In view of the growing weight of the East Asian countries in the world economy and their deepening economic linkages with the rest of the world, what happens in East Asia deeply affects countries around the world. Pakistan which, besides its vital strategic partnership and economic links with China, has close friendly relations and growing economic and commercial ties with Japan, South Korea and the Asean member states, cannot remain immune from the developments in East Asia. The growing importance of East Asia for Pakistan’s economic well-being and security, therefore, cannot be over-emphasized.

Unfortunately, despite our rhetoric to the contrary, the critical importance of East Asia for Pakistan is not sufficiently realized by our leaders, businessmen, opinion makers and the public at large. This national attitude of benign neglect of East Asia in practical terms must be changed through a conscious policy decision by the government to highlight the economic and strategic importance of the region for Pakistan in public and private forums.

The rapid economic growth of East Asia offers vast opportunities for economic and commercial cooperation to our country. While the government must lead the way by facilitating economic and commercial exchanges between Pakistan and East Asian countries through official agreements with those countries and appropriate regulatory framework, our business community should take steps to improve its competiveness in foreign markets. Our business chambers should activate their research departments to explore and identify the emerging business opportunities in East Asia. Our businessmen should also enhance interaction with their counterparts in East Asia through frequent exchange of delegations.

Some of the East Asian countries, e.g. South Korea, Malaysia and China, because of increasing labour costs are gradually shifting out of labour intensive products to more capital intensive lines of production. This development obviously opens up new possibilities of the export of labour intensive products to those countries by our businessmen. In some cases, businessmen in East Asian countries may be looking for investment opportunities abroad in countries like Pakistan to take advantage of low labour costs. It is the job of our government to create a congenial investment climate to attract such prospective investors. However, a lot will still depend upon the ability of our businessmen to act as reliable local partners to prospective foreign investors. In short, while East Asia offers growing opportunities for trade and investment, our government and businessmen will have to put their act together to take full advantage of these opportunities.

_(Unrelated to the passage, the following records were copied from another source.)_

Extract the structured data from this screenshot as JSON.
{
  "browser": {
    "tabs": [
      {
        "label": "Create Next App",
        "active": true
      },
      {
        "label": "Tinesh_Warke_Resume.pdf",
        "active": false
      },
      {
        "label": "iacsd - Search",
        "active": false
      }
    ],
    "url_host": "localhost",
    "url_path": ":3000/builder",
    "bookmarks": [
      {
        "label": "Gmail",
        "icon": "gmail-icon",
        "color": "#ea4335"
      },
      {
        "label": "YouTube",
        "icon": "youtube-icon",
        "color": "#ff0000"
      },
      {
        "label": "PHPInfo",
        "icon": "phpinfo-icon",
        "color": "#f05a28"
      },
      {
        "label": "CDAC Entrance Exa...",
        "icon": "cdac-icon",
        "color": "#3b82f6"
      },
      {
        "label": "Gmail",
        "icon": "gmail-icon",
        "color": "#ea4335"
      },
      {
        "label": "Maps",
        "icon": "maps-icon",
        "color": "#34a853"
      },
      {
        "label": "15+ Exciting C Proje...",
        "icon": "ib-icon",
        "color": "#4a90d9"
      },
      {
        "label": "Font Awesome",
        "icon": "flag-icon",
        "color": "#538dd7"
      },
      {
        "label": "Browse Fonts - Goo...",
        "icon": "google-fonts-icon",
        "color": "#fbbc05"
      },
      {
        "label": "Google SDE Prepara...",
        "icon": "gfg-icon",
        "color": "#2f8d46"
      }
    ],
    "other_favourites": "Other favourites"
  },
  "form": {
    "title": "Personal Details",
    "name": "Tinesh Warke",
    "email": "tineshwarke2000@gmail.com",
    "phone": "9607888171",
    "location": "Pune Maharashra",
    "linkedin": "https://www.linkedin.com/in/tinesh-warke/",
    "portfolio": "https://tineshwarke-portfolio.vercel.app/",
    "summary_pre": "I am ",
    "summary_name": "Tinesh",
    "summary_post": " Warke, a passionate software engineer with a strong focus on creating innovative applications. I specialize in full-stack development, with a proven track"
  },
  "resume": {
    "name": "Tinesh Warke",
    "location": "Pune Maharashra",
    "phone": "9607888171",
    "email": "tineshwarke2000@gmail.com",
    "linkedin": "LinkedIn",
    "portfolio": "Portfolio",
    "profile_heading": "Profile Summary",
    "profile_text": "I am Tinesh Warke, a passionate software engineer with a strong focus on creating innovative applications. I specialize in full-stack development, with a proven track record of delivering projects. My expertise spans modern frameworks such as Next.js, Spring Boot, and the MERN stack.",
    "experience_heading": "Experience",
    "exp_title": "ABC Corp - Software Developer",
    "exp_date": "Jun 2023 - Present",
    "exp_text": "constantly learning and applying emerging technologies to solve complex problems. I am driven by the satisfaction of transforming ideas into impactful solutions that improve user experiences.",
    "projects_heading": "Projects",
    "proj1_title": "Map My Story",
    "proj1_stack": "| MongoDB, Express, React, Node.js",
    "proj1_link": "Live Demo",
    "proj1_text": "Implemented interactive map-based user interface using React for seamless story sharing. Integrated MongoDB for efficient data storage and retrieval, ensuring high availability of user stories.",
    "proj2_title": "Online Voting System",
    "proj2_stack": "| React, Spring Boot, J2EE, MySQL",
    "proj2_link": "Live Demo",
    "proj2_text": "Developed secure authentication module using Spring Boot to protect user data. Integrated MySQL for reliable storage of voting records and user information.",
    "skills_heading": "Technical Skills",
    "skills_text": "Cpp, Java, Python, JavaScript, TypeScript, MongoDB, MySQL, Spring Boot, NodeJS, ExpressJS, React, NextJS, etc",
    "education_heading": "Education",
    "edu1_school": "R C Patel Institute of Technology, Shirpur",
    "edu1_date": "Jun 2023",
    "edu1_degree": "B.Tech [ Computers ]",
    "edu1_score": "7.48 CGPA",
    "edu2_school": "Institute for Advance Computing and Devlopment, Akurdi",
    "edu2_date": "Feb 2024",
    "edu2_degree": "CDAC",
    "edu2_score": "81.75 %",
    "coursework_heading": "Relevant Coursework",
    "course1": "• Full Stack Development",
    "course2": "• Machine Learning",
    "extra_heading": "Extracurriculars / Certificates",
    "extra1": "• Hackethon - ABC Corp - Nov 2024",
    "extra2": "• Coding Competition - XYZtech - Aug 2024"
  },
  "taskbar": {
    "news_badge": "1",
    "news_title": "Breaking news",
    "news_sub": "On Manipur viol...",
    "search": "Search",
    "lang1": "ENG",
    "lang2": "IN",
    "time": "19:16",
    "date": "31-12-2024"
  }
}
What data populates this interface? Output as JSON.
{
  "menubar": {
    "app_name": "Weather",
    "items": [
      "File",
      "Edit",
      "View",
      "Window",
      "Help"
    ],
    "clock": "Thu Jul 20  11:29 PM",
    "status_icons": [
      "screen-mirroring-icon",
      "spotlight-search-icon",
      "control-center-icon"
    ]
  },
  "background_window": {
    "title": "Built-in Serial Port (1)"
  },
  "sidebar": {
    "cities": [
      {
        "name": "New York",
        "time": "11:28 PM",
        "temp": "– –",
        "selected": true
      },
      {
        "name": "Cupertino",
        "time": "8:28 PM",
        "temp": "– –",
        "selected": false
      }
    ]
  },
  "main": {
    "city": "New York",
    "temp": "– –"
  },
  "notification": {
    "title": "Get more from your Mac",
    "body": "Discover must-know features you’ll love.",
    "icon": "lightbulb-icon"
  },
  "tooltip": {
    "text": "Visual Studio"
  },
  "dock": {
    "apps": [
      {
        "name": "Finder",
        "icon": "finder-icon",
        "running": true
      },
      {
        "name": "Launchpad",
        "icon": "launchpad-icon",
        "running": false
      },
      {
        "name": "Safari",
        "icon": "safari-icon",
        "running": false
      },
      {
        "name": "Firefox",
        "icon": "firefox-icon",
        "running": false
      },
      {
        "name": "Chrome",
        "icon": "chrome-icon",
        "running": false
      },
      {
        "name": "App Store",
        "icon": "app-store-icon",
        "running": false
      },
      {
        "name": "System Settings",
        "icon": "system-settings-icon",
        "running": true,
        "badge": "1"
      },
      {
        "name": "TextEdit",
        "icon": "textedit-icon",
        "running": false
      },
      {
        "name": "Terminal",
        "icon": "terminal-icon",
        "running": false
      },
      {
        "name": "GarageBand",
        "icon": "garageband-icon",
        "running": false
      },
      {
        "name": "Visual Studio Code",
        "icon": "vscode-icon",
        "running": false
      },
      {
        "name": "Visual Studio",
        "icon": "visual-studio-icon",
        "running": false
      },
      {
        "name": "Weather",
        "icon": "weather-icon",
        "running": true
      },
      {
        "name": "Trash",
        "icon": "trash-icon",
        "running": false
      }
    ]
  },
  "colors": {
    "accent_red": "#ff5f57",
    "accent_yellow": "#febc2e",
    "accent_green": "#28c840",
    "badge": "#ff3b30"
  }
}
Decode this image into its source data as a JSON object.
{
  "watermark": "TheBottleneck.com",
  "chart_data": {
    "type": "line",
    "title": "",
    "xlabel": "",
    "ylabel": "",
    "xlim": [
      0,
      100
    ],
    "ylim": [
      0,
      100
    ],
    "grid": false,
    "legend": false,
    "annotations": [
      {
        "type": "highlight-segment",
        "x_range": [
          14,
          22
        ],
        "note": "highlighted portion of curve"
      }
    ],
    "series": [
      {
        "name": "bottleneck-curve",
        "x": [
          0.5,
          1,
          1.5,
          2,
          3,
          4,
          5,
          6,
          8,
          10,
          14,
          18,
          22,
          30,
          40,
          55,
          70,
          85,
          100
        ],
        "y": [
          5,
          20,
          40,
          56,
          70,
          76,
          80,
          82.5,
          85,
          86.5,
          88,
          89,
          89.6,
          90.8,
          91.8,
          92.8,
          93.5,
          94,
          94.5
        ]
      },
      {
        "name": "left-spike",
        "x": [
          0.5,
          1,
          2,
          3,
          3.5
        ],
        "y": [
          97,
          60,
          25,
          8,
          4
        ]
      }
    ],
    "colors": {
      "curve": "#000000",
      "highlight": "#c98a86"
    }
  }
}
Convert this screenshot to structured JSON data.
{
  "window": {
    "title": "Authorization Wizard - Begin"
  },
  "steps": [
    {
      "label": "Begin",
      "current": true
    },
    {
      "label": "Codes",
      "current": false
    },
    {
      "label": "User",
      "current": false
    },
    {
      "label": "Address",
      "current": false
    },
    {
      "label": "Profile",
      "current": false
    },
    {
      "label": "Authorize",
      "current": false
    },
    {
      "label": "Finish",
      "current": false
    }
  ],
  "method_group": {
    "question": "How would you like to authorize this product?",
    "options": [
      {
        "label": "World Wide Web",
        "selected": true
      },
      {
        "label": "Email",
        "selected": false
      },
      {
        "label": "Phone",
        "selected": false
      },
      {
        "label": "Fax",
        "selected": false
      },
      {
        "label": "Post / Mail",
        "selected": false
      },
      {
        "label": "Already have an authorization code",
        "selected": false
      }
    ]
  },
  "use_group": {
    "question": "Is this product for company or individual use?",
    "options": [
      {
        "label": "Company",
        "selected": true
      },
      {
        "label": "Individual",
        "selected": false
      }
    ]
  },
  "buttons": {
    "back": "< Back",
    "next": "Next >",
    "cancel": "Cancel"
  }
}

Pakistan must also observe carefully the developments in East Asia in the field of security since its own security and economic well-being are linked in many ways with the security situation in East Asia. In view of the critical importance of our strategic partnership with China for our security, we cannot be a part of the US grand design in Asia to contain China. We must keep this limitation in our mind while trying to develop friendly relations and cooperation with the US. As for the territorial disputes between some of the East Asian countries, we must be careful so as not to tread on sensitive toes. In general, we should advise the parties to territorial disputes in the region to exercise restraint and try to resolve their disputes peacefully:

East Asia is also witnessing the emergence of new forums for security and economic cooperation. Besides Asean, the Asean Regional Forum (ARF), Apec and Asem, one can mention, by way of example, the Trans-Pacific Partnership (TPP), which is being negotiated currently to establish a free trade area among the countries on both sides of the Pacific. It is in our interest to remain abreast of the developments in these forums and, where possible and desirable, to participate in them actively to safeguard and promote our national interests.

The writer is a retired ambassador and the president of the Lahore Council for  World Affairs.   Email: